This principle states that if a fluid or air moves across a surface faster then the surrounding air, then the pressure for that area will be decreased.
Imagine a cross section of a wing:
Notice how the top of the wing
is more curved (excuse my bad illustration). The wind going below the wing goes normally, but the wind trailing over the top follows the curve and meets up with the wind beneath. Since the speed is different, it creates this cool mini-vortex
that leads to a lower pressure. The result is the pressure is negative above the wing, and the wing moves up to fill the vacuum.
A common misperception is that the wind molecules above and below the wing are matched up at the end. Nope, fortunately, because then the difference in speed would not give rise to a sufficent pressure difference. In fact, because of the sharp trailing end of the wing, it leaves behind a starting vortex, and correspondingly there is circulation about the wing, ie the speed of the air below it minus that above it is negative.
Bernoulli's principle states that the faster traveling wind above the wing creates a low pressure area, pulling the wing up in the air.

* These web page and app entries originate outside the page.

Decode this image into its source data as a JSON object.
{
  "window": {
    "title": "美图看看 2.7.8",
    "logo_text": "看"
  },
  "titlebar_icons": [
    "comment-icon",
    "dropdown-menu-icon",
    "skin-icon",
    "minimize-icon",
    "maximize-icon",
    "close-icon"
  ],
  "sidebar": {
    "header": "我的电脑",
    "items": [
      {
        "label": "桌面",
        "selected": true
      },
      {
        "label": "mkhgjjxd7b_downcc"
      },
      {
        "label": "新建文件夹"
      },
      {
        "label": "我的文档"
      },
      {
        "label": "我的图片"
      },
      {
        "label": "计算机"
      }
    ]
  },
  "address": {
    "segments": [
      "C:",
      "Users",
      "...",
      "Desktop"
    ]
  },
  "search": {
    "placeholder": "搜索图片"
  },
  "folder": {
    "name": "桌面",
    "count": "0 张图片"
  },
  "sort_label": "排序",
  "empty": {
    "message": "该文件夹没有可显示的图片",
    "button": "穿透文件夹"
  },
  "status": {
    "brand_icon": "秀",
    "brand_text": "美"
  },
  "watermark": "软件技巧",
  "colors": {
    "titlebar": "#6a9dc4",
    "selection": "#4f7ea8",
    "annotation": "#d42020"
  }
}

Some cars, especially racecars use this principle. Most drag racers usee this upside-down, so that the horizontal fin on the back of the car actually pulls them downwards towards the road.
Many thanks to Krimson for the Physics lesson